"Carolyn Brown Green"
I would perch on the deep green, marble counter, while
she placed the sparkling birds or delicate, round pearls,
first in one ear, then the other,
while she told me that the thing about pearls
is the more you wear them, the shinier they get.
I pressed my fingers until they formed indentations,
catching the clasp at the nape of her neck.
She asked me to, because her knuckles already buldged
like Cypress "knees" above the swamp;
besides, her nails were freshly done geranium-pink.
Her maried initials were threaded through the pillow shams
of a canopy bed: elaborate soft white linen and lace, as pristinely sharp-cornered
as the collars on his shirts for nearly fifty years.
Next to the dresser, she, as a young woman, looked

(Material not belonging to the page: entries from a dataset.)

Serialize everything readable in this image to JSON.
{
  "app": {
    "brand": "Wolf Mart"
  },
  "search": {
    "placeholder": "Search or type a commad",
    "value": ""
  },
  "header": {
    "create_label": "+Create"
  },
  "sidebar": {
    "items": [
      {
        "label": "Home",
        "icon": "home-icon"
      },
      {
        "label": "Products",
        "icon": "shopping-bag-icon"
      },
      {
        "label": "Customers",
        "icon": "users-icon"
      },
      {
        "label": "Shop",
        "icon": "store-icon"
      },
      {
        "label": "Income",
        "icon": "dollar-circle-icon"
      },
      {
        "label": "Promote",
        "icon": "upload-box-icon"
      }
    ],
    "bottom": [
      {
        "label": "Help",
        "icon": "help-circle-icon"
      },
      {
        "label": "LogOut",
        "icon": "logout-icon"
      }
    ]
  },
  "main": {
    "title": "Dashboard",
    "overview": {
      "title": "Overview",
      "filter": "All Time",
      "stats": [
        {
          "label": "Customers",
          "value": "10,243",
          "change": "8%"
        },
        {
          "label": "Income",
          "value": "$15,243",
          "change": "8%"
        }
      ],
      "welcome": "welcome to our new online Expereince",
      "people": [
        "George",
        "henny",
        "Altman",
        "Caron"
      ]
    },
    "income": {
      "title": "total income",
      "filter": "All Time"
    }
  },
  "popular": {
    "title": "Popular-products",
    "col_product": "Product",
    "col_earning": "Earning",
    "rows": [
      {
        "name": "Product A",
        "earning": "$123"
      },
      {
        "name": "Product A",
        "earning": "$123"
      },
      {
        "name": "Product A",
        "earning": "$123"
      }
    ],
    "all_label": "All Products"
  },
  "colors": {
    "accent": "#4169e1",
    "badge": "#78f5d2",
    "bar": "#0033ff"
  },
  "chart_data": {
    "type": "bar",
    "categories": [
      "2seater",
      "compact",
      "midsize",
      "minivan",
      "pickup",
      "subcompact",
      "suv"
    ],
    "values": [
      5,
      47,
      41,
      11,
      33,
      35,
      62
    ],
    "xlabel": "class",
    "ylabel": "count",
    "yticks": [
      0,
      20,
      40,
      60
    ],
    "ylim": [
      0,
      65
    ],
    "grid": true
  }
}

back at herself, from a bone-china oval frame
chased in painted bluebells and forget-me-nots.
Her eyes were taut at the corners, her teeth
shining to match a double row of pearls
at the hollow of her throat, over the "v" of
branching collar-bones above a pale dress.
I thought her the most beautiful woman I had ever seen.
The photo must have dated from her Coker College years
of high-wasted, belted skirts, and no curlers allowed at dinner.
She had been happy and had a "steady" then,
but grandaddy wouldn't leave her alone until she was his.
In a frame beside it, his big, pale eyes caught the light
beneath a heavy brow and a Citadel crew-cut.
Though they were no longer married by then, she still
bought him clothes at Christmas, and answered when he called
to ask what she was cooking.
She would pull on the jacket to her cornflower-blue suit
when she was ready, and stick her feet,
into two different shoes, lifting the crease
of her pant leg, for a sidelong view,
always choosing some pair of less-comfortable, more-beautiful
leather heels, no matter where we were going.
She talked about Tokyo and Paris as though it was still the 1950's
and her wordliness could never be outdated.
She always said "Italian" as though it were "Eye-talian,"
affecting an accent though she was from "right there in Trio."
Wherever we went, people told her she was beautiful,
and I was beautiful, and so lucky to look like her.
I asked her how come she was a tomboy when she was younger,
and she said it was cause she wanted to be like her brother, Wendell.
And I asked her, after the divorce, why she didn't change her name,
and she said it was because Green was a nicer color.
(though this poem is based on the relationship I have with my grandmother, much of it has been fabricated or altered in some way to serve the poem, largely because of the creative direction of my creative writing class peers.)